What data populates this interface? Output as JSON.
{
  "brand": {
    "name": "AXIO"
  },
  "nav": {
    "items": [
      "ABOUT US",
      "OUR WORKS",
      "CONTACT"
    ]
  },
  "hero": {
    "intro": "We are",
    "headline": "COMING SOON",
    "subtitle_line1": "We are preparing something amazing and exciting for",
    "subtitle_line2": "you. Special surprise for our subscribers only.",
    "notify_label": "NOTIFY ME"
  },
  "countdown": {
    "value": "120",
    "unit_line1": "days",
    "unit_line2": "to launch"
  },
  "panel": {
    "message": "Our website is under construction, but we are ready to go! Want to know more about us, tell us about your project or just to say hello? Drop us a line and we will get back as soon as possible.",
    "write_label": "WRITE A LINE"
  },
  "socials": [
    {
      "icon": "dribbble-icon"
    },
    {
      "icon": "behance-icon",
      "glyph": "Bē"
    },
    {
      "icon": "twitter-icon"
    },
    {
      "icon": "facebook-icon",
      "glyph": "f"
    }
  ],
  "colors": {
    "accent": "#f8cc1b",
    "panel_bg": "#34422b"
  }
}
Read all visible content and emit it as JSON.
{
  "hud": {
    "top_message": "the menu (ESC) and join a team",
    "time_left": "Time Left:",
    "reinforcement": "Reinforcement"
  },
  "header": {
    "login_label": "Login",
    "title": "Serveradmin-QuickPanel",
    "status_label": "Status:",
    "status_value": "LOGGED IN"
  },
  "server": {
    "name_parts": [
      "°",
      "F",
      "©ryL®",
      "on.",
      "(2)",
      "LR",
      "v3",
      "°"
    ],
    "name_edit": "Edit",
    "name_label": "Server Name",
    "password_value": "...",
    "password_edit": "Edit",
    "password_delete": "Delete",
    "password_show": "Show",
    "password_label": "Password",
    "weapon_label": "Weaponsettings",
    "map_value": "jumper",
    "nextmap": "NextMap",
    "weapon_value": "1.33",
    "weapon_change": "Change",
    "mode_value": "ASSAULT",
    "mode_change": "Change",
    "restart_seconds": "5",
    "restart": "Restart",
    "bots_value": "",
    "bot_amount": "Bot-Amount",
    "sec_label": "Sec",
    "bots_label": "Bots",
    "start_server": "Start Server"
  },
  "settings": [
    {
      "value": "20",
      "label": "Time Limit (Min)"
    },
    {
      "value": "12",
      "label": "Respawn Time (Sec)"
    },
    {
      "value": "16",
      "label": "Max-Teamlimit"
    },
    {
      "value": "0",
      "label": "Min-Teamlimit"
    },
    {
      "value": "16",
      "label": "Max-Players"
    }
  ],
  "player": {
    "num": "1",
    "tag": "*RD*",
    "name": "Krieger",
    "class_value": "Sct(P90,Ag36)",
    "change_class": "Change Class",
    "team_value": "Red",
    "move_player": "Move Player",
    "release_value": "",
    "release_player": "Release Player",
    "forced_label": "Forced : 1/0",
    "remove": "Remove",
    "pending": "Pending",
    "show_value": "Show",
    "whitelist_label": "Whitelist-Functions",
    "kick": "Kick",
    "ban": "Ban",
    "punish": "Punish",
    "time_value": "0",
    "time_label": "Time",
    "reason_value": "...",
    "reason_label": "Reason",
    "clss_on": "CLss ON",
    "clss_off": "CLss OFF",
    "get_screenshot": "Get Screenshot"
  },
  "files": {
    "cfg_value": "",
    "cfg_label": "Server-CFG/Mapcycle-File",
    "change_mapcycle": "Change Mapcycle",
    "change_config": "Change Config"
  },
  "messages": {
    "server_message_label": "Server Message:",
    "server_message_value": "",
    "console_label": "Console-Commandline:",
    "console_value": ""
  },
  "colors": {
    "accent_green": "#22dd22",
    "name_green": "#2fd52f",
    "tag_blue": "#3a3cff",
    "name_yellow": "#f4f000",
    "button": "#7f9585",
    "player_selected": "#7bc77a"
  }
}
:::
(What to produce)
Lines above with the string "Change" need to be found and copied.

(Task solution)
    "weapon_change": "Change",
    "mode_change": "Change",
    "change_class": "Change Class",
    "change_mapcycle": "Change Mapcycle",
    "change_config": "Change Config"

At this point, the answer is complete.